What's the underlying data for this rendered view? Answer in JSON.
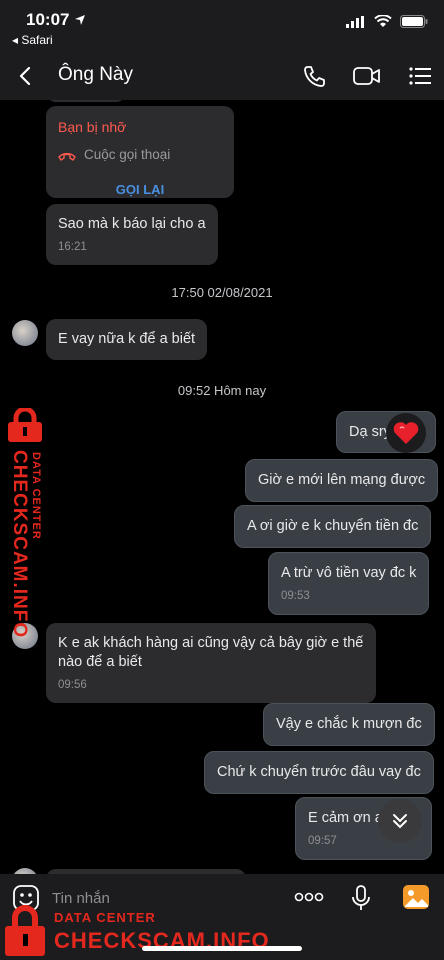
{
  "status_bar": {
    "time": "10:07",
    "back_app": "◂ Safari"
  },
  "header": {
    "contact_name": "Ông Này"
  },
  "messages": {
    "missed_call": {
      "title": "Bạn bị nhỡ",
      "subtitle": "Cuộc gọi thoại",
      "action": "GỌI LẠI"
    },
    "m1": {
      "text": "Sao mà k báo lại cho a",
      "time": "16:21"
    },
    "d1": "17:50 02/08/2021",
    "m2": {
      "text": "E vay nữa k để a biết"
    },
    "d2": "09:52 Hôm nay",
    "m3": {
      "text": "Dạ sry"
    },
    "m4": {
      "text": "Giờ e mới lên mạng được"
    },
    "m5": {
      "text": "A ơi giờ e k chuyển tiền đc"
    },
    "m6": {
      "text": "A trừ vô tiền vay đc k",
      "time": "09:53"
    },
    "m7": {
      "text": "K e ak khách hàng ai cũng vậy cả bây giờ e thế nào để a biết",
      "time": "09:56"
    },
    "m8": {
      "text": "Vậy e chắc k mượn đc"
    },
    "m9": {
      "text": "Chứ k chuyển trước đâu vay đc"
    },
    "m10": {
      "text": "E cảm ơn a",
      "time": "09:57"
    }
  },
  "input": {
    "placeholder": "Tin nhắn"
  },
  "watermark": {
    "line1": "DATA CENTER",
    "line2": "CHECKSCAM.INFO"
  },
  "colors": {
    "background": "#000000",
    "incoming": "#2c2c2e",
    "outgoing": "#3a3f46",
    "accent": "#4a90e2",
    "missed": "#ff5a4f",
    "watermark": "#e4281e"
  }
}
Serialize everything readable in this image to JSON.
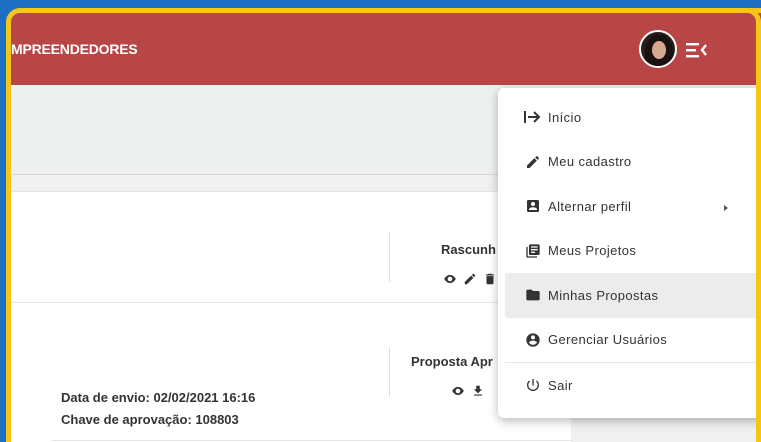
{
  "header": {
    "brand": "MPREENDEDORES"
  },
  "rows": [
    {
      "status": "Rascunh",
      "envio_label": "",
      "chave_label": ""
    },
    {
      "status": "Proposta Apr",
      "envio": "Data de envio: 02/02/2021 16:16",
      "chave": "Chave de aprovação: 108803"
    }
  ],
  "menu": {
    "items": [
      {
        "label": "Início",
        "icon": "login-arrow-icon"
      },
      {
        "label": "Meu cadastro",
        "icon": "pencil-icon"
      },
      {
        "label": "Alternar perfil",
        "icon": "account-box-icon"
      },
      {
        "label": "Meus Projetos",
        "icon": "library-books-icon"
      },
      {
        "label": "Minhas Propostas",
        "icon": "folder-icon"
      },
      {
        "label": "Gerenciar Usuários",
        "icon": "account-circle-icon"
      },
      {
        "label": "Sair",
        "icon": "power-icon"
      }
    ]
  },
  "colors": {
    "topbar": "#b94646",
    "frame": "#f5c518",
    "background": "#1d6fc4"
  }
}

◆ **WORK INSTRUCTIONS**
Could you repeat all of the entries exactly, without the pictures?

◆ **EXERCISE RESULT**
What's the underlying data for this rendered view? Answer in JSON.
{
  "status_bar": {
    "time": "10:07",
    "back_app": "◂ Safari"
  },
  "header": {
    "contact_name": "Ông Này"
  },
  "messages": {
    "missed_call": {
      "title": "Bạn bị nhỡ",
      "subtitle": "Cuộc gọi thoại",
      "action": "GỌI LẠI"
    },
    "m1": {
      "text": "Sao mà k báo lại cho a",
      "time": "16:21"
    },
    "d1": "17:50 02/08/2021",
    "m2": {
      "text": "E vay nữa k để a biết"
    },
    "d2": "09:52 Hôm nay",
    "m3": {
      "text": "Dạ sry"
    },
    "m4": {
      "text": "Giờ e mới lên mạng được"
    },
    "m5": {
      "text": "A ơi giờ e k chuyển tiền đc"
    },
    "m6": {
      "text": "A trừ vô tiền vay đc k",
      "time": "09:53"
    },
    "m7": {
      "text": "K e ak khách hàng ai cũng vậy cả bây giờ e thế nào để a biết",
      "time": "09:56"
    },
    "m8": {
      "text": "Vậy e chắc k mượn đc"
    },
    "m9": {
      "text": "Chứ k chuyển trước đâu vay đc"
    },
    "m10": {
      "text": "E cảm ơn a",
      "time": "09:57"
    }
  },
  "input": {
    "placeholder": "Tin nhắn"
  },
  "watermark": {
    "line1": "DATA CENTER",
    "line2": "CHECKSCAM.INFO"
  },
  "colors": {
    "background": "#000000",
    "incoming": "#2c2c2e",
    "outgoing": "#3a3f46",
    "accent": "#4a90e2",
    "missed": "#ff5a4f",
    "watermark": "#e4281e"
  }
}
Serialize everything readable in this image to JSON.
{
  "header": {
    "brand": "MPREENDEDORES"
  },
  "rows": [
    {
      "status": "Rascunh",
      "envio_label": "",
      "chave_label": ""
    },
    {
      "status": "Proposta Apr",
      "envio": "Data de envio: 02/02/2021 16:16",
      "chave": "Chave de aprovação: 108803"
    }
  ],
  "menu": {
    "items": [
      {
        "label": "Início",
        "icon": "login-arrow-icon"
      },
      {
        "label": "Meu cadastro",
        "icon": "pencil-icon"
      },
      {
        "label": "Alternar perfil",
        "icon": "account-box-icon"
      },
      {
        "label": "Meus Projetos",
        "icon": "library-books-icon"
      },
      {
        "label": "Minhas Propostas",
        "icon": "folder-icon"
      },
      {
        "label": "Gerenciar Usuários",
        "icon": "account-circle-icon"
      },
      {
        "label": "Sair",
        "icon": "power-icon"
      }
    ]
  },
  "colors": {
    "topbar": "#b94646",
    "frame": "#f5c518",
    "background": "#1d6fc4"
  }
}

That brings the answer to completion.